My father was a true craftsman - a sheet metal mechanic. Hundreds of schools, restaurants and hospitals throughout the northwest had sheet metal kitchens made by my father. My father made mom's cinnamon roll pans, and then made me some when I became engaged. This recipe makes 32 rolls, which fit perfectly into two pans.
- 2 pkgs. yeast
- 1 tbsp. sugar
- 1 c. warm water
Mix then add to above:
- 1/2 c. evaporated milk
- 1/2 c. very warm water
- 1 tsp. salt
Stir in 3 cups stirred flour
Beat together well, then add to above:
- 6 tbsp. butter (REAL butter)
- 1/2 c. sugar
- 3 eggs
Add about 4 more cups of flour and mix until dough pulls away from sides of bowl.
I add about 3 1/4 more cups of flour, reserving the last 3/4 cup flour for the bread board. I use a pastry cloth. I rub about half of the reserved flour into the cloth, then dump the dough onto the board. Knead, adding more flour as necessary. (The humidity in the room will affect how much flour is needed.) The dough should be smooth and shiny. 4-5 minutes of kneading should do it - it doesn't take nearly as much as regular bread does.
Oil a large bowl. Shape the dough into a large ball, put it in the bowl, then turn around until surface of dough is oiled. Cover with a damp cloth and keep in a warm place to rise. (I put mine on the bathroom counter, turn the heat way up and then close the door.) When double in size punch it down. Let rise until double in size again.
Flour your pastry cloth covered breadboard again as necessary. Punch down dough and turn onto cloth. Shape into a rectangle with your hands, and then roll dough into a large rectangle. Roll until it's about 1/4" thick. It's about 20" x 24".

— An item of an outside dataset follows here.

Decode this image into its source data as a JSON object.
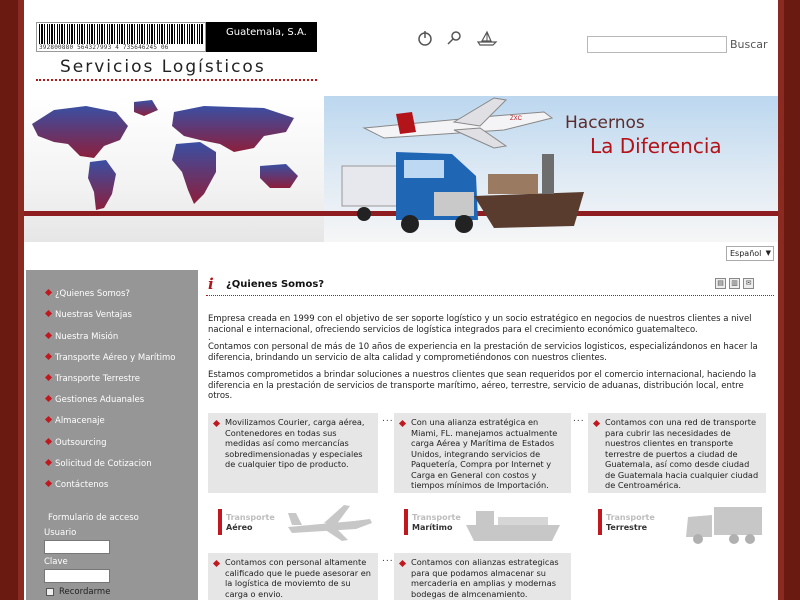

Melt butter - REAL butter - about 1/2 cup. Spread it over the surface of the dough. Sprinkle the dough with sugar and then cinnamon. I've no idea of the amounts. I just try to cover the dough with a thin layer of each. Roll up the dough, starting at one long edge. Pinch it shut, and turn the roll so the pinched spot is next to the breadboard. Cut into slices of about 3/4", and lay slices in an oiled pan. Cover with a damp cloth and let rise until double.
Bake in 375 degree oven for about 25 minutes or until brown. I always set the timer for 15 minutes, then switch the pans so the bottom one is on the top rack. If I'm giving them for gifts or freezing them I take them out about 5 minutes early, so they don't get too brown when they are reheated in the oven before serving.
Make a glaze from powdered sugar and evaporated milk. I usually start with 2 cups sugar, then add milk until desired consistency. Beat well to make sure there are no lumps. Increase the amount of glaze if you want very sweet rolls - or make a cream cheese frosting for them. Drizzle the glaze over the rolls as soon as they are removed from the oven.
Currents or raisins can also be rolled inside, as can chopped nuts. My mom used to decorate them with red and green candied cherries at Christmas, but I don't as my family doesn't like them.
Somewhere in the process - I think it was when I was shaping the rolls - I forgot to put my apron back on. I laughed when I happened to look down at myself. I couldn't resist poking fun at myself by having Fred take a picture to post.